- _TASK GOAL_:
Read each of the lines below and tally those with "Media"; the tally is the whole answer.

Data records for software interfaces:
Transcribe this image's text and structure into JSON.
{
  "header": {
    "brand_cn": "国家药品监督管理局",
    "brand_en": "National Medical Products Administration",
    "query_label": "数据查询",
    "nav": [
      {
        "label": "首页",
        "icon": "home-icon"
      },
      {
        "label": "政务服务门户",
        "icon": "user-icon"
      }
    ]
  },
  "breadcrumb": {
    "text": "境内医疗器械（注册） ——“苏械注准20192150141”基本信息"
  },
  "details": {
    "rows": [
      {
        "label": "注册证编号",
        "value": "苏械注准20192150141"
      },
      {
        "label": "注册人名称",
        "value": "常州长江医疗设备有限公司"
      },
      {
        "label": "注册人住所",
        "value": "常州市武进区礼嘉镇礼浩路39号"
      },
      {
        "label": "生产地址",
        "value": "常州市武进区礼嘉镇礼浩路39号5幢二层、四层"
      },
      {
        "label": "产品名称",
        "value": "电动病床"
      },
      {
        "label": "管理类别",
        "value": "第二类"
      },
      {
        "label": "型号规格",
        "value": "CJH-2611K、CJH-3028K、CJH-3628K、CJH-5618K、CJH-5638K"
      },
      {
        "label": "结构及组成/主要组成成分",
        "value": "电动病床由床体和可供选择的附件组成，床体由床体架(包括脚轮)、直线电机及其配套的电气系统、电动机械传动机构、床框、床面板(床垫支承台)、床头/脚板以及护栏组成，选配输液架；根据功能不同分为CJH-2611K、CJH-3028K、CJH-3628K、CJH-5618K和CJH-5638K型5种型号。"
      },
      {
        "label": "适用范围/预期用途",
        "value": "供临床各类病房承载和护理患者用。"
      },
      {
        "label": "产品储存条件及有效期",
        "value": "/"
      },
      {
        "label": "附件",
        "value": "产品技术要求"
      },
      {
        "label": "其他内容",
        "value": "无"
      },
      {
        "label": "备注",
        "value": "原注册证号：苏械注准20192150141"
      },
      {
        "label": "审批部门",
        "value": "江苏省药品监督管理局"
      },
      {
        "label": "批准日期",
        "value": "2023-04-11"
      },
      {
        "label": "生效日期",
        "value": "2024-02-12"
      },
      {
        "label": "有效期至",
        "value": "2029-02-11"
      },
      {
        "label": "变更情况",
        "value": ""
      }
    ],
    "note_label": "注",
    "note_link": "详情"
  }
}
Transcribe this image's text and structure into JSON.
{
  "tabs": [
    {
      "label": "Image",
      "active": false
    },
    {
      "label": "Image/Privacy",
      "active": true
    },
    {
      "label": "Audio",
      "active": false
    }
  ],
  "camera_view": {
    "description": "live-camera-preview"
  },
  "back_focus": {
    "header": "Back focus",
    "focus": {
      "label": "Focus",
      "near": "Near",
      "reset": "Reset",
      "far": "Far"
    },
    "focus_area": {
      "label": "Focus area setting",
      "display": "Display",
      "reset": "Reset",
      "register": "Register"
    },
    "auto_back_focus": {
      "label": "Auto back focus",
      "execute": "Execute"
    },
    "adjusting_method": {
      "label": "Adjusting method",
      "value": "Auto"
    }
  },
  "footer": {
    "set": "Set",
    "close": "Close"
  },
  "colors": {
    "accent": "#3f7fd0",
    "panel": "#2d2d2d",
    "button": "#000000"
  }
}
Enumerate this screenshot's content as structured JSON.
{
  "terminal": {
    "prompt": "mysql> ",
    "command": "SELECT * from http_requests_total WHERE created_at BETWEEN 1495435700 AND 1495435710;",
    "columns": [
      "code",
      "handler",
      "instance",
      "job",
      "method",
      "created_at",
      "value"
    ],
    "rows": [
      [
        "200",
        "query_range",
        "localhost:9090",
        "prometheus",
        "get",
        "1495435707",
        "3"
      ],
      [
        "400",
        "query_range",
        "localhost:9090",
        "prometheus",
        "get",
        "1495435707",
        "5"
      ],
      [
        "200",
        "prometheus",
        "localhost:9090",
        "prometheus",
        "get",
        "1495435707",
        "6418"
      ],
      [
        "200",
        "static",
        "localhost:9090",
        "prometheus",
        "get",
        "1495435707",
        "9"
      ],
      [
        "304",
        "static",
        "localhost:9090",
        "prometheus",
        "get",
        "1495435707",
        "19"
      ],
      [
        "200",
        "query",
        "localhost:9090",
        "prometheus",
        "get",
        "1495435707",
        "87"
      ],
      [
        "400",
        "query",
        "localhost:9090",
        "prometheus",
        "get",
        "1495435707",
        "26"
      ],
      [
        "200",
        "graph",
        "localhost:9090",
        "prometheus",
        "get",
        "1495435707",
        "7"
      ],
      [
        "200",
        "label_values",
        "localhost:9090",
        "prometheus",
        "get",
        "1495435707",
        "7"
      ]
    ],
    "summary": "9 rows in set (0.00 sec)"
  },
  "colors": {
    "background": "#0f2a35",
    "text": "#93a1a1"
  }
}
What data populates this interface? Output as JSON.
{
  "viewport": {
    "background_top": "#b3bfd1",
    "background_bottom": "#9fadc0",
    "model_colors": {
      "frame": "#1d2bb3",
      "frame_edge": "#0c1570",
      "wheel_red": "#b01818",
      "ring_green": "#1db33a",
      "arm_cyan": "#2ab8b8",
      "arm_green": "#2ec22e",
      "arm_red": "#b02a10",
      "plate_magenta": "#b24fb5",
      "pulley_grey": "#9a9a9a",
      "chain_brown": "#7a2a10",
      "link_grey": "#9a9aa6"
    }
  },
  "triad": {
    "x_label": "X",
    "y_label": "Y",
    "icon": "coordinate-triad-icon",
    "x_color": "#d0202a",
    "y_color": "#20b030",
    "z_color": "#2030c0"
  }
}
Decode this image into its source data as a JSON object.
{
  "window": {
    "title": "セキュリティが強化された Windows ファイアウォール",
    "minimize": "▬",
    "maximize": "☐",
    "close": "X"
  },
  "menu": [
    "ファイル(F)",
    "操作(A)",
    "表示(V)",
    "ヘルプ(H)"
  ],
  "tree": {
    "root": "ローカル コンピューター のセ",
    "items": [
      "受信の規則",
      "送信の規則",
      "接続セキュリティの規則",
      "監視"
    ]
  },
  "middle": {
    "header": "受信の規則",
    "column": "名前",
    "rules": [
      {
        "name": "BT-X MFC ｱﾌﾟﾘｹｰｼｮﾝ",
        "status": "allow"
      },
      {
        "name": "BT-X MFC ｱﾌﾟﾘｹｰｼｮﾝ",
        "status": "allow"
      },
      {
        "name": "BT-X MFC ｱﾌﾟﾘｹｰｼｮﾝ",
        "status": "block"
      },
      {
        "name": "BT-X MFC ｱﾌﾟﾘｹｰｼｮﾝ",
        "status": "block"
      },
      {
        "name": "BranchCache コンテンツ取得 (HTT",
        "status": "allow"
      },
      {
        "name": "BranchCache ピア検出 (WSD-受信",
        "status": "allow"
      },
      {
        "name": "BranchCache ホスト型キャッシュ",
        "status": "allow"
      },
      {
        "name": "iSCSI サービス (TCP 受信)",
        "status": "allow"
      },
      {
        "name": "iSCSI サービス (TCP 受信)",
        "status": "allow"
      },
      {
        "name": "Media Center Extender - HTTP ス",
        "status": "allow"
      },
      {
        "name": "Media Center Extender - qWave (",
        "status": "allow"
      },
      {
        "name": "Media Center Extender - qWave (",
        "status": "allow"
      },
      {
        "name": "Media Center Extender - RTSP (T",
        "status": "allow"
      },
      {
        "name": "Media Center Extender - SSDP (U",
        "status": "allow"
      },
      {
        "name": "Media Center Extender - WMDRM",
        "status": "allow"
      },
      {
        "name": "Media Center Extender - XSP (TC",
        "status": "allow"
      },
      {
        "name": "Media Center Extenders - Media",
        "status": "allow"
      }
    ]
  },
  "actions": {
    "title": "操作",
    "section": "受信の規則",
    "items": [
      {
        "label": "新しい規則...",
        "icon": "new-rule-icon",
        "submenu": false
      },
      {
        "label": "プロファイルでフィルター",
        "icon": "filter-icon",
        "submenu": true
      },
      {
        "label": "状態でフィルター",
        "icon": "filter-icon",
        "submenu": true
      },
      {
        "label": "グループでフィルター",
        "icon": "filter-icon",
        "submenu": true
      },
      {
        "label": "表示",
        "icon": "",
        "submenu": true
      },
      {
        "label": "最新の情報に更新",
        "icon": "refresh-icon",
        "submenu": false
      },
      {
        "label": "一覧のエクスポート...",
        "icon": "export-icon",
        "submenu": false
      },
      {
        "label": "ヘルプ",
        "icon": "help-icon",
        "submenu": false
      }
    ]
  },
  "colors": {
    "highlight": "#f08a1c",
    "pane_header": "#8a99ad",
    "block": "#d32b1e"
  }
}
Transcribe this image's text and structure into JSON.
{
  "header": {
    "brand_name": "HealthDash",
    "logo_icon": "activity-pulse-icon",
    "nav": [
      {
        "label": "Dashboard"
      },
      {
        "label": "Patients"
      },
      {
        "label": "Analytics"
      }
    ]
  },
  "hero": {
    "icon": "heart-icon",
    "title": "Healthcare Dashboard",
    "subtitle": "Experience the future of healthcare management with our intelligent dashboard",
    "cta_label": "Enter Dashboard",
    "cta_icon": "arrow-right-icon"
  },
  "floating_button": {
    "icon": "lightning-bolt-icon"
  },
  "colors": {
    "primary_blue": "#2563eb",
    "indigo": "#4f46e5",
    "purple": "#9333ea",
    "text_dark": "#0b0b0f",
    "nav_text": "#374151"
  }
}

- _ANSWER AREA_:
8